Content starts

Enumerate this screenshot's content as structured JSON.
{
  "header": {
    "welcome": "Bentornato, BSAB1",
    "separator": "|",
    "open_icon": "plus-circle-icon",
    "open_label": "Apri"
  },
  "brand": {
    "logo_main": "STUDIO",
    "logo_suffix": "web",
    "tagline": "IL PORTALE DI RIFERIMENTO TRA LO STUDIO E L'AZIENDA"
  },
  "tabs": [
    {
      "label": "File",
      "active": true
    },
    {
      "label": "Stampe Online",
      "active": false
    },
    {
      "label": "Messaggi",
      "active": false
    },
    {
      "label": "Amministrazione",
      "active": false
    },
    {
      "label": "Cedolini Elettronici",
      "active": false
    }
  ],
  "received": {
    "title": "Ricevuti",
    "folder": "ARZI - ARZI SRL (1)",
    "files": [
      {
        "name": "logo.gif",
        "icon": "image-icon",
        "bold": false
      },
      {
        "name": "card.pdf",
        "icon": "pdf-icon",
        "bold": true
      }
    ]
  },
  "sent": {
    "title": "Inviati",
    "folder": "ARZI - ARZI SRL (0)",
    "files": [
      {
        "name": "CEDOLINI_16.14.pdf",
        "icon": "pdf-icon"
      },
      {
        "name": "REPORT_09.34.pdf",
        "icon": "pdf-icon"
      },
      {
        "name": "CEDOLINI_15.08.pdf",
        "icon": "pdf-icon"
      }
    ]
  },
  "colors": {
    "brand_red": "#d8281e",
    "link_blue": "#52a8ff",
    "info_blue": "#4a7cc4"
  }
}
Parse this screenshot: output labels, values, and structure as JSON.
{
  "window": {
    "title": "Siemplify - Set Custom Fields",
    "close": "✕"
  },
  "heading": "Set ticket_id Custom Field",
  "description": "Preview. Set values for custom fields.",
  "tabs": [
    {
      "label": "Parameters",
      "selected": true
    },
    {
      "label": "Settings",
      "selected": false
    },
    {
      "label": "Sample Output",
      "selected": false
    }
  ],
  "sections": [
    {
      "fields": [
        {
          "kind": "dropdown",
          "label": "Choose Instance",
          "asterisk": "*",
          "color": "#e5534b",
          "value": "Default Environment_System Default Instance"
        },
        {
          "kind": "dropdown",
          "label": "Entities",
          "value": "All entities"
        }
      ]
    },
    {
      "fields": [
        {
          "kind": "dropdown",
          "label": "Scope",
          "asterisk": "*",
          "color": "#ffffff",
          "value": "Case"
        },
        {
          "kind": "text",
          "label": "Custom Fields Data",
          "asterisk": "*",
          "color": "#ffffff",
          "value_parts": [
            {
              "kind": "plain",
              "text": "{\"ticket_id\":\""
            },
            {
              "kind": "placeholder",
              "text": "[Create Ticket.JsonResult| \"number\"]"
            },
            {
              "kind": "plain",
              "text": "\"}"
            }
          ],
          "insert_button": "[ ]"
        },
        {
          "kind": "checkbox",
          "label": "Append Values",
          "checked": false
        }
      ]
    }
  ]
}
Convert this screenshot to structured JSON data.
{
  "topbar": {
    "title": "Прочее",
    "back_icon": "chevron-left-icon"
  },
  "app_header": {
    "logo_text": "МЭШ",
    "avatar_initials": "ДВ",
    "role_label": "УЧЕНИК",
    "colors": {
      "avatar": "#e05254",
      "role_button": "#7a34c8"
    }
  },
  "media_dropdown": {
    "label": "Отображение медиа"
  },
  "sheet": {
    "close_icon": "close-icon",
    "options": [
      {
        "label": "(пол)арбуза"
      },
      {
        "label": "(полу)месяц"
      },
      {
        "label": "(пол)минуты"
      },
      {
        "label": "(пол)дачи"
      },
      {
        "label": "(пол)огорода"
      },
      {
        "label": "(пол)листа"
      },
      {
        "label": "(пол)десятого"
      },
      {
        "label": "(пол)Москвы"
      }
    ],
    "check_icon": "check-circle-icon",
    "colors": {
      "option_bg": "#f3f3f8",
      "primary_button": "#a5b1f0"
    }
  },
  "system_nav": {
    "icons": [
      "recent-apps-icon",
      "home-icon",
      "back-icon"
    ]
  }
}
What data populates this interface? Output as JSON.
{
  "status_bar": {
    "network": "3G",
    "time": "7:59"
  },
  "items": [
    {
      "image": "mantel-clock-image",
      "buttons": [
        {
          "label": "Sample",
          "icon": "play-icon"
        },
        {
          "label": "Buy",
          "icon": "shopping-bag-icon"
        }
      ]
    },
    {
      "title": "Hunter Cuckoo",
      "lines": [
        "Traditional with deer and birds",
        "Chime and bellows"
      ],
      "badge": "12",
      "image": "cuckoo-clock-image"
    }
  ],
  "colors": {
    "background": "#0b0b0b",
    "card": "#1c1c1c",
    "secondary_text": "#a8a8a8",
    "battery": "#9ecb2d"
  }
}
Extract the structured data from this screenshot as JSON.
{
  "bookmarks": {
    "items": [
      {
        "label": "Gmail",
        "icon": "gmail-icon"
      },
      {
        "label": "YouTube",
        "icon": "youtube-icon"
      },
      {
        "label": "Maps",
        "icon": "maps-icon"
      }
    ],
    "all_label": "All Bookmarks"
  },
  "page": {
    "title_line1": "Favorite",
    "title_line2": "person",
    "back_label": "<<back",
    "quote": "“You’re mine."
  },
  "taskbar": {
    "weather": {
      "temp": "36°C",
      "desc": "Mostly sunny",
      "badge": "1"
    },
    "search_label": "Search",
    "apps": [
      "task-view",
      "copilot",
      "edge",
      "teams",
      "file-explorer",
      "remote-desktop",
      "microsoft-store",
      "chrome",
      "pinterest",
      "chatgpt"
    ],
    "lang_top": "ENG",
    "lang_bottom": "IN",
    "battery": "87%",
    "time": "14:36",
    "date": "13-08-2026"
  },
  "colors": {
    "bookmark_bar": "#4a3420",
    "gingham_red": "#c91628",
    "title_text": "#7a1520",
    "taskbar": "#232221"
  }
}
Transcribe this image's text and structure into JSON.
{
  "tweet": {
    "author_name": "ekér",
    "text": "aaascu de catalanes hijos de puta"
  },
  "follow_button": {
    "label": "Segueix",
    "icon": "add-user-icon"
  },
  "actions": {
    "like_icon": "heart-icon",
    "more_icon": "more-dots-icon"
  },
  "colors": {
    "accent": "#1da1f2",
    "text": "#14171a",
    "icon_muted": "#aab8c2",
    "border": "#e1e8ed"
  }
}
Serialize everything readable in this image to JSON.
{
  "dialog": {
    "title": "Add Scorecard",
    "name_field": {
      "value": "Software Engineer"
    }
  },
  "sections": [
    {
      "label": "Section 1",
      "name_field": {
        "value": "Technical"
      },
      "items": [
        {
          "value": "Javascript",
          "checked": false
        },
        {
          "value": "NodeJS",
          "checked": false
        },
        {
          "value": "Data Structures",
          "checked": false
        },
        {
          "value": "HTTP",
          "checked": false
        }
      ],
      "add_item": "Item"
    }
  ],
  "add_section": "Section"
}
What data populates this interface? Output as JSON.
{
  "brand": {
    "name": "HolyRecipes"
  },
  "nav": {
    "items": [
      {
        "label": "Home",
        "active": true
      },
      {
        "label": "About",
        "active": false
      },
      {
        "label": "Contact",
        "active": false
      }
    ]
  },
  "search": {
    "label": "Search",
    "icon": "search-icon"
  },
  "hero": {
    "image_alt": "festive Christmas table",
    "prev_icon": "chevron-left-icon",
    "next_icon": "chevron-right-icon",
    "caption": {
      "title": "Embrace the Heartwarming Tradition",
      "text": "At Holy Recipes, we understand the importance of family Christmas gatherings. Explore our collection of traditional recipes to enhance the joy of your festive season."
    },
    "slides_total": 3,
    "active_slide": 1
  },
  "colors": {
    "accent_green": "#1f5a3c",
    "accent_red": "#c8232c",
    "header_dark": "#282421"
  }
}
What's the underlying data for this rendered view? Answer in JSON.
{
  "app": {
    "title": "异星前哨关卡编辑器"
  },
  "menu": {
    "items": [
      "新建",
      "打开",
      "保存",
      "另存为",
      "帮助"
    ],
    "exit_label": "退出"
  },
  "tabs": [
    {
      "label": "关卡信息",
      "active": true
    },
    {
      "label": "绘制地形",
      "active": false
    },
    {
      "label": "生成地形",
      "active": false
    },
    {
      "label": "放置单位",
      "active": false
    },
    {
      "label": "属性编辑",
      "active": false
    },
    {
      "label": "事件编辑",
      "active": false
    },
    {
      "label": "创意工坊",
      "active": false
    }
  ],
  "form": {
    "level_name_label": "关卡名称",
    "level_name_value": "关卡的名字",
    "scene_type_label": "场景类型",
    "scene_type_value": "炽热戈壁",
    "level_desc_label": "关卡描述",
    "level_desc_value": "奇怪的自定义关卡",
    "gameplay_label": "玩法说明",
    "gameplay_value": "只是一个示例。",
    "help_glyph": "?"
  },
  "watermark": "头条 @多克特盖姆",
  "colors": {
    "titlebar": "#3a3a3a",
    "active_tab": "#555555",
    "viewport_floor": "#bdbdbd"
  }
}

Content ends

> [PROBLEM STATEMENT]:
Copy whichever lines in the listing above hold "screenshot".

> [TASK RESULT]:
Enumerate this screenshot's content as structured JSON.
Parse this screenshot: output labels, values, and structure as JSON.
Convert this screenshot to structured JSON data.
Extract the structured data from this screenshot as JSON.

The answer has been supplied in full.